[Data items]
BEGIN
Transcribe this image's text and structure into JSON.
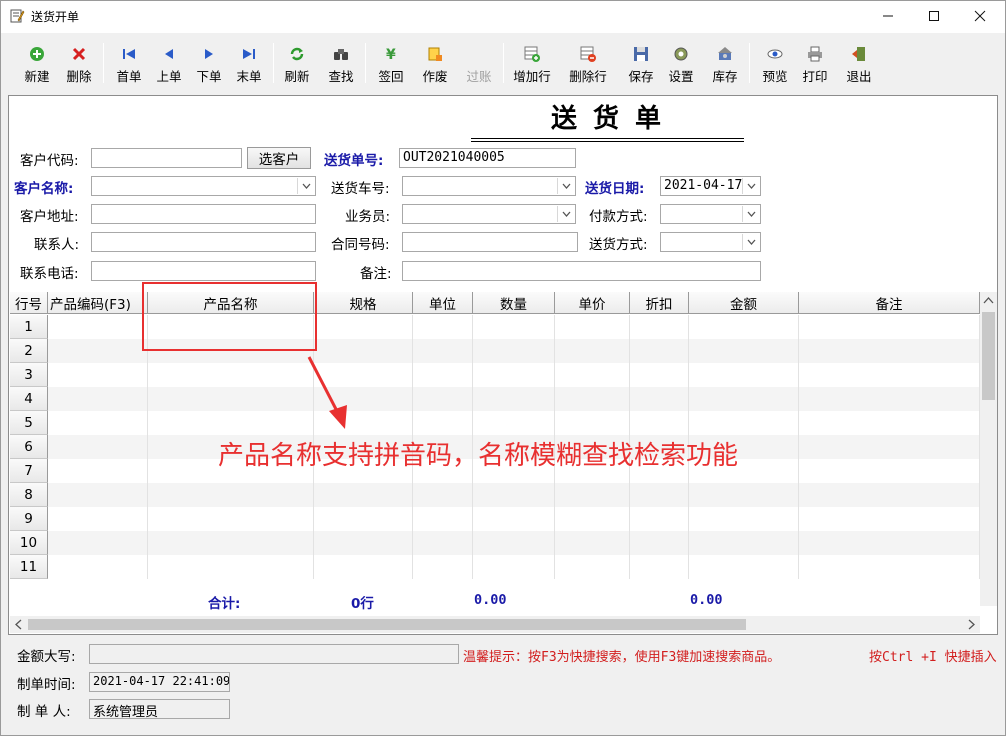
{
  "window": {
    "title": "送货开单"
  },
  "toolbar": {
    "new": "新建",
    "delete": "删除",
    "first": "首单",
    "prev": "上单",
    "next": "下单",
    "last": "末单",
    "refresh": "刷新",
    "find": "查找",
    "sign_back": "签回",
    "void": "作废",
    "post": "过账",
    "add_row": "增加行",
    "delete_row": "删除行",
    "save": "保存",
    "settings": "设置",
    "stock": "库存",
    "preview": "预览",
    "print": "打印",
    "exit": "退出"
  },
  "doc": {
    "title": "送货单"
  },
  "form": {
    "customer_code_label": "客户代码:",
    "customer_code": "",
    "select_customer_btn": "选客户",
    "delivery_no_label": "送货单号:",
    "delivery_no": "OUT2021040005",
    "customer_name_label": "客户名称:",
    "customer_name": "",
    "vehicle_label": "送货车号:",
    "vehicle": "",
    "delivery_date_label": "送货日期:",
    "delivery_date": "2021-04-17",
    "address_label": "客户地址:",
    "address": "",
    "salesman_label": "业务员:",
    "salesman": "",
    "payment_label": "付款方式:",
    "payment": "",
    "contact_label": "联系人:",
    "contact": "",
    "contract_label": "合同号码:",
    "contract": "",
    "ship_method_label": "送货方式:",
    "ship_method": "",
    "phone_label": "联系电话:",
    "phone": "",
    "remark_label": "备注:",
    "remark": ""
  },
  "grid": {
    "headers": [
      "行号",
      "产品编码(F3)",
      "产品名称",
      "规格",
      "单位",
      "数量",
      "单价",
      "折扣",
      "金额",
      "备注"
    ],
    "rows": [
      "1",
      "2",
      "3",
      "4",
      "5",
      "6",
      "7",
      "8",
      "9",
      "10",
      "11"
    ]
  },
  "totals": {
    "label": "合计:",
    "rows": "0行",
    "qty": "0.00",
    "amount": "0.00"
  },
  "annotation": {
    "text": "产品名称支持拼音码，名称模糊查找检索功能"
  },
  "footer": {
    "amount_words_label": "金额大写:",
    "amount_words": "",
    "hint": "温馨提示：按F3为快捷搜索，使用F3键加速搜索商品。",
    "hint2": "按Ctrl +I 快捷插入",
    "created_time_label": "制单时间:",
    "created_time": "2021-04-17 22:41:09",
    "creator_label": "制 单 人:",
    "creator": "系统管理员"
  }
}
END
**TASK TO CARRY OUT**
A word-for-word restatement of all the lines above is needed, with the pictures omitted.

**PROBLEM SOLUTION**
Transcribe this image's text and structure into JSON.
{
  "window": {
    "title": "送货开单"
  },
  "toolbar": {
    "new": "新建",
    "delete": "删除",
    "first": "首单",
    "prev": "上单",
    "next": "下单",
    "last": "末单",
    "refresh": "刷新",
    "find": "查找",
    "sign_back": "签回",
    "void": "作废",
    "post": "过账",
    "add_row": "增加行",
    "delete_row": "删除行",
    "save": "保存",
    "settings": "设置",
    "stock": "库存",
    "preview": "预览",
    "print": "打印",
    "exit": "退出"
  },
  "doc": {
    "title": "送货单"
  },
  "form": {
    "customer_code_label": "客户代码:",
    "customer_code": "",
    "select_customer_btn": "选客户",
    "delivery_no_label": "送货单号:",
    "delivery_no": "OUT2021040005",
    "customer_name_label": "客户名称:",
    "customer_name": "",
    "vehicle_label": "送货车号:",
    "vehicle": "",
    "delivery_date_label": "送货日期:",
    "delivery_date": "2021-04-17",
    "address_label": "客户地址:",
    "address": "",
    "salesman_label": "业务员:",
    "salesman": "",
    "payment_label": "付款方式:",
    "payment": "",
    "contact_label": "联系人:",
    "contact": "",
    "contract_label": "合同号码:",
    "contract": "",
    "ship_method_label": "送货方式:",
    "ship_method": "",
    "phone_label": "联系电话:",
    "phone": "",
    "remark_label": "备注:",
    "remark": ""
  },
  "grid": {
    "headers": [
      "行号",
      "产品编码(F3)",
      "产品名称",
      "规格",
      "单位",
      "数量",
      "单价",
      "折扣",
      "金额",
      "备注"
    ],
    "rows": [
      "1",
      "2",
      "3",
      "4",
      "5",
      "6",
      "7",
      "8",
      "9",
      "10",
      "11"
    ]
  },
  "totals": {
    "label": "合计:",
    "rows": "0行",
    "qty": "0.00",
    "amount": "0.00"
  },
  "annotation": {
    "text": "产品名称支持拼音码，名称模糊查找检索功能"
  },
  "footer": {
    "amount_words_label": "金额大写:",
    "amount_words": "",
    "hint": "温馨提示：按F3为快捷搜索，使用F3键加速搜索商品。",
    "hint2": "按Ctrl +I 快捷插入",
    "created_time_label": "制单时间:",
    "created_time": "2021-04-17 22:41:09",
    "creator_label": "制 单 人:",
    "creator": "系统管理员"
  }
}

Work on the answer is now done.